DATA FOR ANALYSIS —
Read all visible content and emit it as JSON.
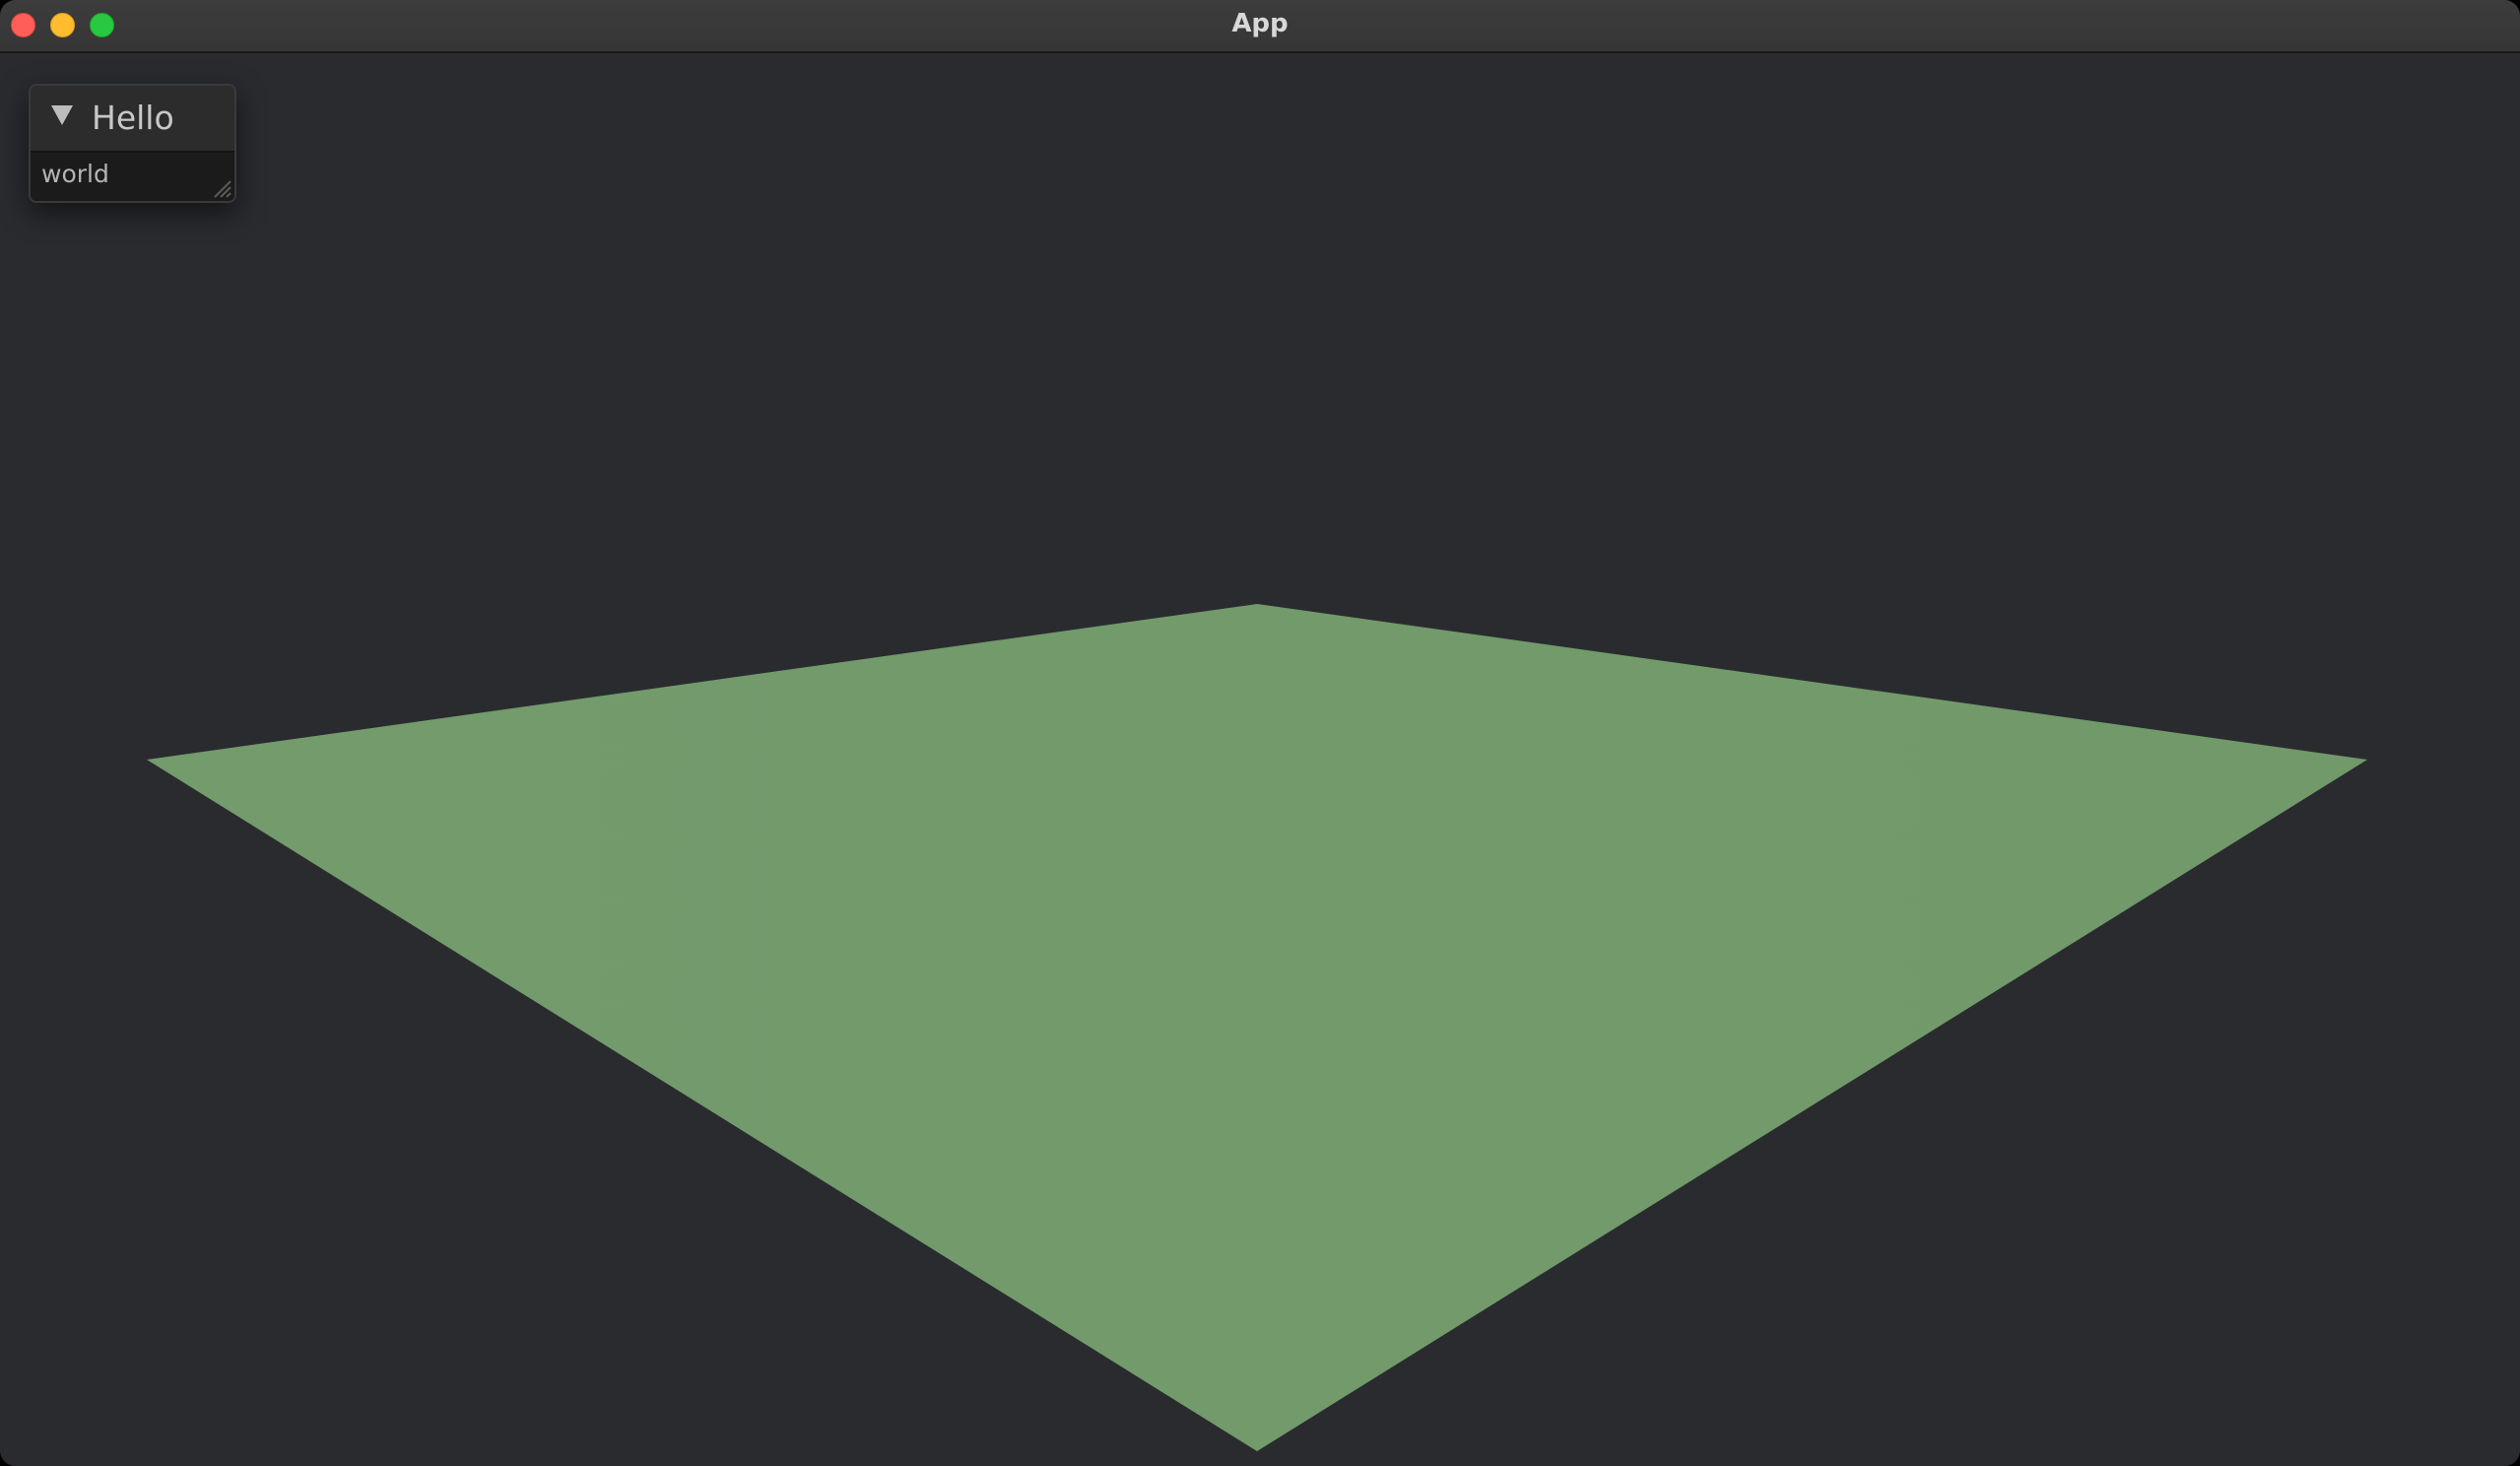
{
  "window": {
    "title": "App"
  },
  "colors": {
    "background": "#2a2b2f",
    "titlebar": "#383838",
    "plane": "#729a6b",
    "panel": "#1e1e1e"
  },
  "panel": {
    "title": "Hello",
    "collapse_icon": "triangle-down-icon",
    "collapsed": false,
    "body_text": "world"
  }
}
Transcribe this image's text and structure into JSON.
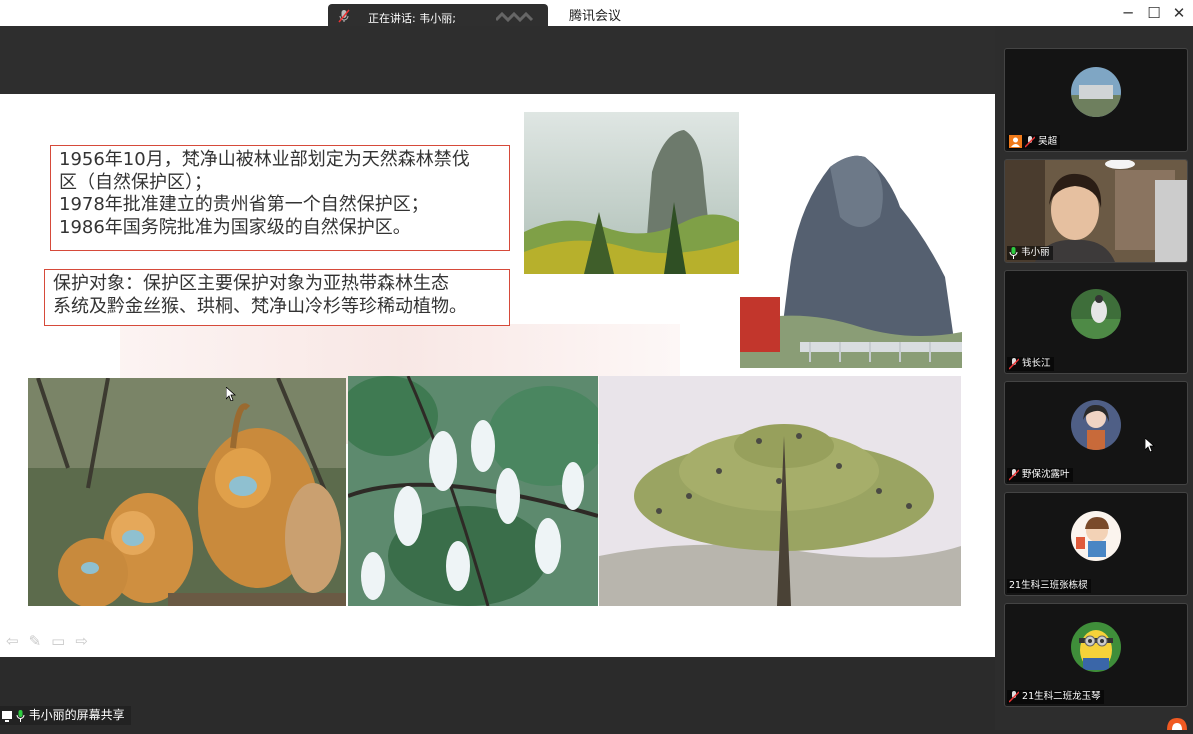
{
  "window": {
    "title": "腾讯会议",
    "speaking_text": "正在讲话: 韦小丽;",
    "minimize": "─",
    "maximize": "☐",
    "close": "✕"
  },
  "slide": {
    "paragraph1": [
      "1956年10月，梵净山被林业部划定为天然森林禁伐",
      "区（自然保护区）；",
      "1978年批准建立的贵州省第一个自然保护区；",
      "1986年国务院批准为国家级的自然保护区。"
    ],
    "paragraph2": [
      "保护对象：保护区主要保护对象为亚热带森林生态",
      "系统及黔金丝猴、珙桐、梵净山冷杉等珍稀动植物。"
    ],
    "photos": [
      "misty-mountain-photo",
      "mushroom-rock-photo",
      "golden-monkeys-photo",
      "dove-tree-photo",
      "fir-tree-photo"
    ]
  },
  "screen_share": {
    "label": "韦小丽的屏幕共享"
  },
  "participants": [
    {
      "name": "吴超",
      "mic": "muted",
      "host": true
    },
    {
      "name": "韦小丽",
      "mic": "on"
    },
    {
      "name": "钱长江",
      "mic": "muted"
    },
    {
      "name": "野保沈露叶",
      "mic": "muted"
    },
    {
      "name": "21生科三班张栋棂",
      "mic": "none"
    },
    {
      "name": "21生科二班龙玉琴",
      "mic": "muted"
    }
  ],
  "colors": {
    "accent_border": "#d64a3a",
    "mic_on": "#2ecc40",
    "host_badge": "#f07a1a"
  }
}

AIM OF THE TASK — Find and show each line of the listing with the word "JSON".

RESPONSE TO THE EXERCISE —
Read all visible content and emit it as JSON.
Transcribe this image's text and structure into JSON.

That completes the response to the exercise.